Scenario planning in FP&A
Financial planning entails effectively defining and timing future resource deployments. Scenario planning is a technique used in FP&A to help guide companies through considerable uncertainty, contemplating various paths of possibilities. Despite our best attempts, our forecasts will have inherent errors; actual results deviating from the figures we had anticipated hitting. Rather than marry our plans to one set of forecast figures, companies may employ a varied approach, contemplating optimistic and low-cases and assigning probabilities to each. With such an approach, organizations remain more forward-thinking and agile for change. circumstances change.
Rather than simply crafting possible scenarios, it’s wise to simulate how changing assumptions and drivers may impact certain results. This allows the company to almost create a future reality before future reality occurs. While planning for scenarios is wise, allowing an organization to contemplate how the direction of the business may change, actual tracking is extremely important. By tracking ongoing performance, it is evident if either these cases become more likely to come to fruition or if a more normalized case is to be realized. When the company knows how it is faring, versus its expectation, can it pivot and refresh its scenarios. In fact, the most capable companies can recalibrate their scenario planning in real-time when circumstances trigger a change.
Scenario Planning can be used for different purposes
The essence of scenario planning is consistent whether considering enterprise-type planning or even personal financial planning. In the context of personal finance, many of us may employ scenario planning to estimate our future retirement balance. Rather than sensitize just one input, such as average annual rate of return, scenario planning allows us to manage the forecast across all key elements.

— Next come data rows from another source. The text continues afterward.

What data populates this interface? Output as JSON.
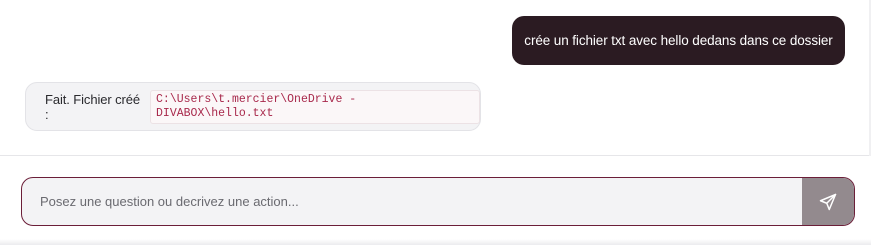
{
  "messages": {
    "user": {
      "text": "crée un fichier txt avec hello dedans dans ce dossier"
    },
    "assistant": {
      "prefix": "Fait. Fichier créé :",
      "path": "C:\\Users\\t.mercier\\OneDrive - DIVABOX\\hello.txt"
    }
  },
  "composer": {
    "placeholder": "Posez une question ou decrivez une action...",
    "value": ""
  },
  "icons": {
    "send": "paper-plane-icon"
  },
  "colors": {
    "user_bubble": "#2b1b22",
    "accent_border": "#6b1e38",
    "send_button": "#938a8e",
    "code_text": "#a8284b"
  }
}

For instance, we may designate an aggressive scenario with an average annual rate of return of 16%, a standard deviation of 0.21, an annual investment of $30,000, and a years-to-retirement of 30 years. Alternatively, we may designate a conservative scenario with an average annual rate of return of 8%, a standard deviation of 0.10, an annual investment of $35,000, and a years-to-retirement of 35 years. We should be intentional about creating an ability to easily toggle between scenarios and plan accordingly for the future. If we, as a personal investor, determine that the conservative case is our preferred investment strategy to achieve our objectives, we can operate in line with those parameters. As time progresses, and our reality changes, we can develop new scenarios that help guide us accordingly.
Scenario planning for enterprises is very similar. An excellent use for scenario planning is in the analysis of capital expenditures. Capex forecasting is notoriously difficult, as it contemplates how near-term investment in assets will translate into long-term benefit, yet to be realized. Scenario planning allows an organization to assess not just how potential projects will be planned, but how they will affect financial metrics such as liquidity and return on assets. Various forecasts should be created allowing the comparison of what-if scenarios, allowing the visualization of the potential result before dedicating large sums to investment.

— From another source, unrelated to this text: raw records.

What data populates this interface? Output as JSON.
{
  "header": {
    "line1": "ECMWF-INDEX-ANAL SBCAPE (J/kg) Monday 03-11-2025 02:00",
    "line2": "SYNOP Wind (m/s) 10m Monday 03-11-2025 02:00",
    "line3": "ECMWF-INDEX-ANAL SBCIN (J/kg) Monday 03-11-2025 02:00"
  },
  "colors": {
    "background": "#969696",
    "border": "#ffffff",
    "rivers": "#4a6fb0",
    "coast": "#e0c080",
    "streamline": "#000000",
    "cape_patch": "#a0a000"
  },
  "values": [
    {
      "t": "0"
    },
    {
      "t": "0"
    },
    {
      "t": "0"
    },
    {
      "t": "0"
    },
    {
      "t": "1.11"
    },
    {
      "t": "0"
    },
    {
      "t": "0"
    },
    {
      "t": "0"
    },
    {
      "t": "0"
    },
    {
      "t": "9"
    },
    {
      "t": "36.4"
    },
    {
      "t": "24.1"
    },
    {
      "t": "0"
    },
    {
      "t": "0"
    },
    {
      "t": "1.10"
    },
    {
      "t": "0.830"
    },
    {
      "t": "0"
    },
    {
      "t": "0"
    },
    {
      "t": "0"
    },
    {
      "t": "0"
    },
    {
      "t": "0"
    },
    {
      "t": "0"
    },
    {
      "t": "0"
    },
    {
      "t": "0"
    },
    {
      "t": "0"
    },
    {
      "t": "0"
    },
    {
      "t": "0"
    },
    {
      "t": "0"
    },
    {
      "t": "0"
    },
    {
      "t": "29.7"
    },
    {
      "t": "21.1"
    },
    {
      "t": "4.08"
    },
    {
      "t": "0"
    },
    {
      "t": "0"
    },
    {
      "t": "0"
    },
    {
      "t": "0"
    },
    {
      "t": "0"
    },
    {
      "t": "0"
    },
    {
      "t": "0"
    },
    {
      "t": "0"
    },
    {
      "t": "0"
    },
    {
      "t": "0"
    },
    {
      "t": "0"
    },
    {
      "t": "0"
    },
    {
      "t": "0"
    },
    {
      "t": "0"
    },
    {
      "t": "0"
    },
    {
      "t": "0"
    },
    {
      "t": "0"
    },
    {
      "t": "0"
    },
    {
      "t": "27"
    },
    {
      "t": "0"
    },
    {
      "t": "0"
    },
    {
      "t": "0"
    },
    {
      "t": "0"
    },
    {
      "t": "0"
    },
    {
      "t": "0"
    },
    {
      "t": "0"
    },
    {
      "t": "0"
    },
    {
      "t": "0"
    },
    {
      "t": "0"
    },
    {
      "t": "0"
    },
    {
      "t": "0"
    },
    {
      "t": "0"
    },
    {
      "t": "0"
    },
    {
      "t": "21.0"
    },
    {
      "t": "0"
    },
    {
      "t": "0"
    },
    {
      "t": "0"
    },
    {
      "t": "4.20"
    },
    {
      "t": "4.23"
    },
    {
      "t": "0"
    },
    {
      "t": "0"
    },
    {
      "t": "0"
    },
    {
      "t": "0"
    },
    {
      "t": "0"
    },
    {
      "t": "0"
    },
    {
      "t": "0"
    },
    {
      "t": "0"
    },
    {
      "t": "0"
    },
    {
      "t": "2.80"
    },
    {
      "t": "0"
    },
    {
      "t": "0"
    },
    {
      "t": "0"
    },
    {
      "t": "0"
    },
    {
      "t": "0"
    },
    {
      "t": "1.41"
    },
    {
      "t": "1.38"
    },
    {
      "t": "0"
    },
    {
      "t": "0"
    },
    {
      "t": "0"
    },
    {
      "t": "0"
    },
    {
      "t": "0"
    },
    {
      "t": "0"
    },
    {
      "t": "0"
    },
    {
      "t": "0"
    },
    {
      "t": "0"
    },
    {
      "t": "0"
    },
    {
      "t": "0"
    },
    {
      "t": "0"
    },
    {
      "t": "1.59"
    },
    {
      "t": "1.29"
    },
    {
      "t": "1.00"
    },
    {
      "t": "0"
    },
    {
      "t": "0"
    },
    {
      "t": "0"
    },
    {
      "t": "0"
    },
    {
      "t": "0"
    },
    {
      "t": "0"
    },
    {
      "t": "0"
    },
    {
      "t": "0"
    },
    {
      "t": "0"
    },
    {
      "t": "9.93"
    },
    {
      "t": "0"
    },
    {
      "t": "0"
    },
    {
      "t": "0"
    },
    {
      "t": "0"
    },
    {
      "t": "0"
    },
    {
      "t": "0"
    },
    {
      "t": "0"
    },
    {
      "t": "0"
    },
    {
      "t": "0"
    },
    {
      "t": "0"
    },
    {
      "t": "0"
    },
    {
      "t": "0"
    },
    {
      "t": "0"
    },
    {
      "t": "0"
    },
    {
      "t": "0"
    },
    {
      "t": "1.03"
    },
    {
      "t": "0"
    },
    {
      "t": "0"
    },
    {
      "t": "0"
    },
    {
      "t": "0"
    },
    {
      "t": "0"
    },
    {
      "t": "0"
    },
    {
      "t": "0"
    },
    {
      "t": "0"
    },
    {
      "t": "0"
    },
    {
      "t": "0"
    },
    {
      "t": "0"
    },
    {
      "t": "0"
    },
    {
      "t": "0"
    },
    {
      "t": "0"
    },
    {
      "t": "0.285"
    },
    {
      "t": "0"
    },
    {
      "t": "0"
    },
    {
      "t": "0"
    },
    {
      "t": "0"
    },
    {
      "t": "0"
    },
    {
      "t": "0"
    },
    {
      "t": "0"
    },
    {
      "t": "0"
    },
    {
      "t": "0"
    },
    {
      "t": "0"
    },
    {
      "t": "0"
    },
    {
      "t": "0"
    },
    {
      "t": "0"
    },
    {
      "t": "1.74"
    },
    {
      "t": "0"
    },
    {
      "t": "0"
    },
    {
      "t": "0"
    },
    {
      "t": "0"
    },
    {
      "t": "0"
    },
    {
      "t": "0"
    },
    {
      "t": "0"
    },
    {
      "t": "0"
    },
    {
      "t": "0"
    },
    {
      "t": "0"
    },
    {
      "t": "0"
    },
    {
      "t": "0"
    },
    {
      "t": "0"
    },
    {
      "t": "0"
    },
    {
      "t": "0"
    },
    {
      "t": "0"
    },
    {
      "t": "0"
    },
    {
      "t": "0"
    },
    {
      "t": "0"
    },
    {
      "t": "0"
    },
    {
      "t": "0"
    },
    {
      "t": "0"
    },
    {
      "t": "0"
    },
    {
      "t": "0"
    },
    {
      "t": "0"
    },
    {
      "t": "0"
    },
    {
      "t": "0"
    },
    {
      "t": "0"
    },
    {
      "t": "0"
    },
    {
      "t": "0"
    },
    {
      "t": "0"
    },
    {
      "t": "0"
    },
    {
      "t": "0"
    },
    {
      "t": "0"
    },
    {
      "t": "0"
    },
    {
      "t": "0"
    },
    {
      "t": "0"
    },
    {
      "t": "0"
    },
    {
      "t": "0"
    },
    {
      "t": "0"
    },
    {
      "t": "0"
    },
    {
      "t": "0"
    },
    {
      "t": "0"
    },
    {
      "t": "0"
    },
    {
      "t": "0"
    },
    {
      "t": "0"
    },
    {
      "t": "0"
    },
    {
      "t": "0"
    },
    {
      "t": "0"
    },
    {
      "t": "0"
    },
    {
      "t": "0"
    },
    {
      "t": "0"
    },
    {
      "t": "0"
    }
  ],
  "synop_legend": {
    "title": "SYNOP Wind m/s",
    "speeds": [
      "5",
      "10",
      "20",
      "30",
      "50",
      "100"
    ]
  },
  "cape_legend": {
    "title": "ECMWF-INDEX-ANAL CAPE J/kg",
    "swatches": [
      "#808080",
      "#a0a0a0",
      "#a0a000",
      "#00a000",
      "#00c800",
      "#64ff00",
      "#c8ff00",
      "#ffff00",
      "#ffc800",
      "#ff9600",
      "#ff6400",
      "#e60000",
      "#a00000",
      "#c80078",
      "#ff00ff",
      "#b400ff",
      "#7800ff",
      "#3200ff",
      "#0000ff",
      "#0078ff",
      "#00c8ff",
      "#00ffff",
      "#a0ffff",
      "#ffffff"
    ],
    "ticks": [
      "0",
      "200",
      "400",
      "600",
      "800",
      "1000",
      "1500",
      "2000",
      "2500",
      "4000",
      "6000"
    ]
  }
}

For example, our company may contemplate development and maintenance of an ERP system at a cost of $1.75 million and annual incremental expenses for hiring, marketing, customer service, and other administration. These expenses, depending on the scenario contemplated, range in total from $223,000 to $556,000. Incremental gross profit, depending on the scenario contemplated, ranges from $302,000 to $688,000. Our decision to invest in the ERP system is largely justified by which scenario we believe is most realistic.
Like sensitivity analysis, scenario planning should consider probabilities assigned to each pathway. If we contemplate three scenarios in the above ERP business case – best case, base case, and worst case – we should conduct diligence to determine which of the cases is most and least likely and to what extent. For example, if we determine the best case to be 50% probable, base case to be 30% probable, and the worst case to be 20% probable, we can arrive at an outcome more heavily weighted toward the upside. Knowing these scenario probabilities allows us to plan with a heightened degree of confidence in our forecast and, ultimately, our decisions. Similar to a sensitivity analysis, we should contemplate how we can more effectively manage risk across the scenario by focusing on the key individual drivers.

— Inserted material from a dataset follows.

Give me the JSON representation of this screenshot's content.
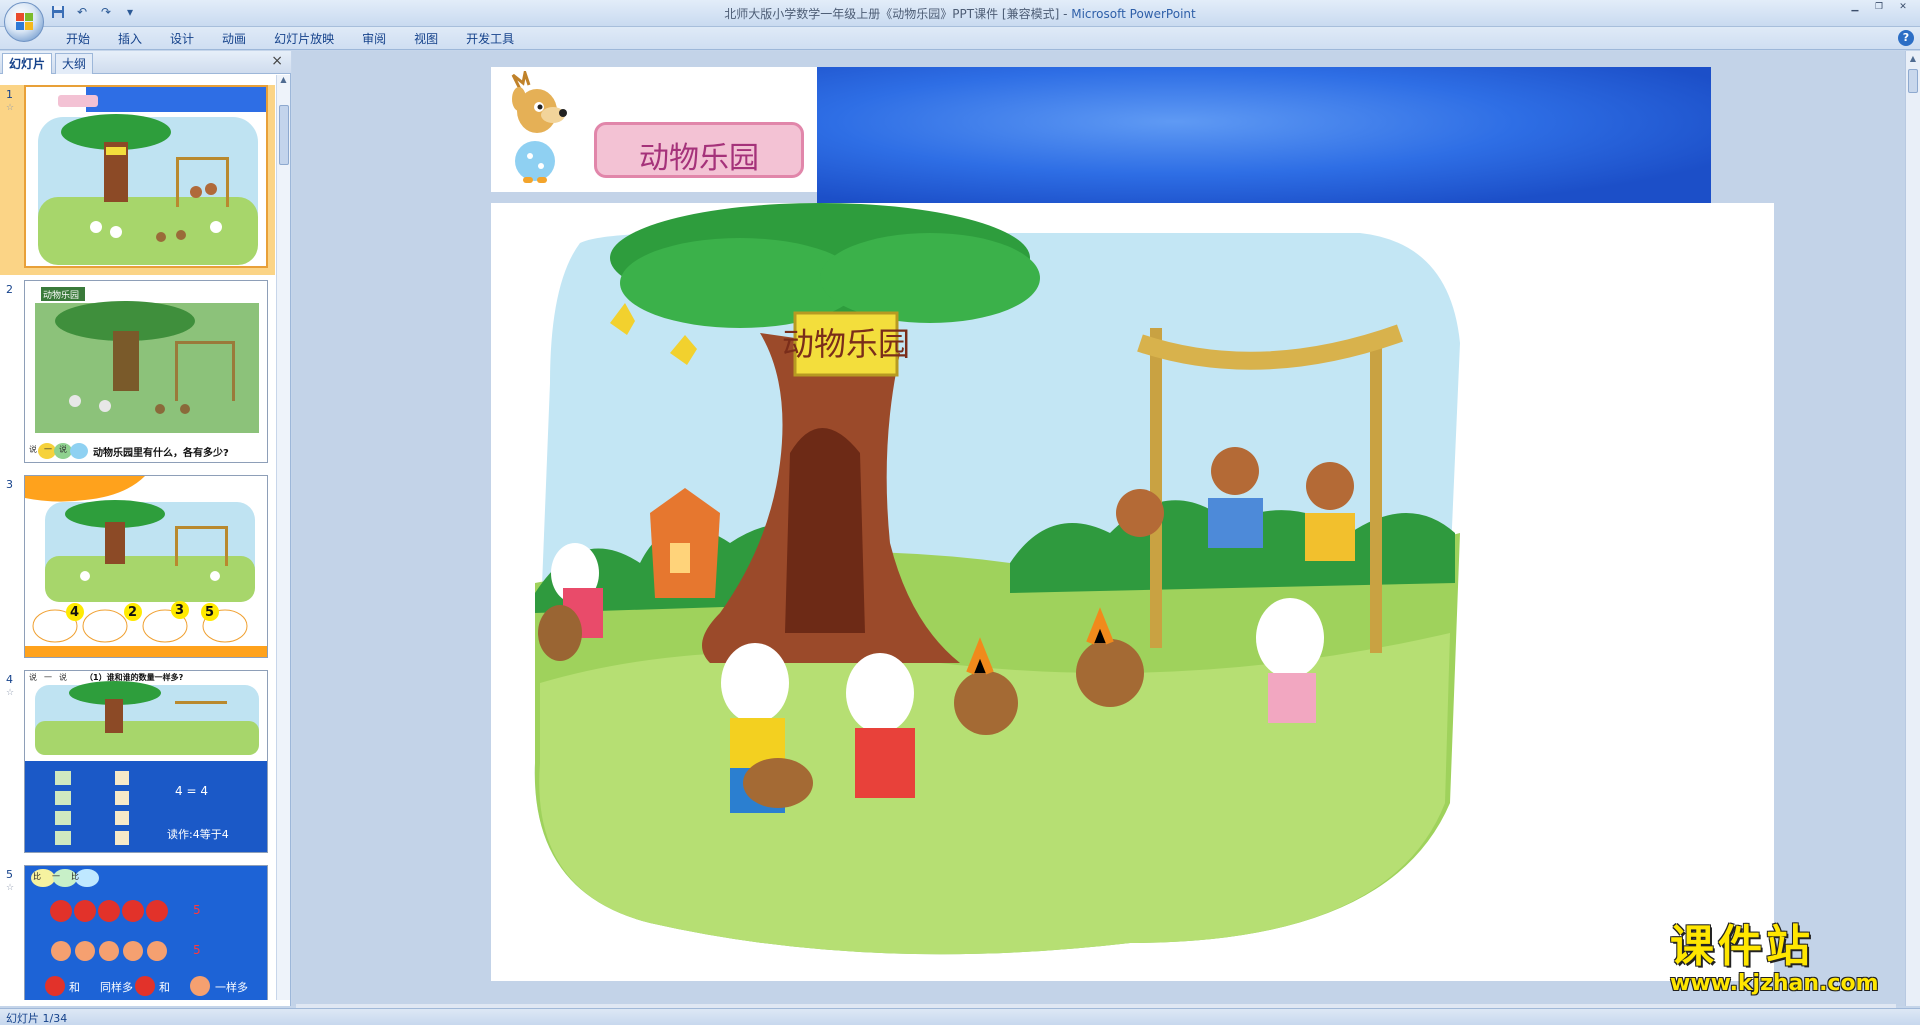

A company that makes decisions without scenario planning is tying itself to a limited number of assumptions and exposing itself to unnecessary risk. Yet, a company that utilizes scenarios in its planning efforts is positioned to move quickly. Public and PE-funded companies, in particular should be wary of the pressures of earnings expectations, which often require the company to back into targeted figures rather than arrive at them through the development of possible scenarios. Despite external pressures, companies should identify earnings estimates as just one of the many outputs and objectives that scenario planning can help reach. Finally, as organizations grow more confident in their scenario forecasting, they increase their ability to reduce their planning cycles – an unforeseen benefit of this technique.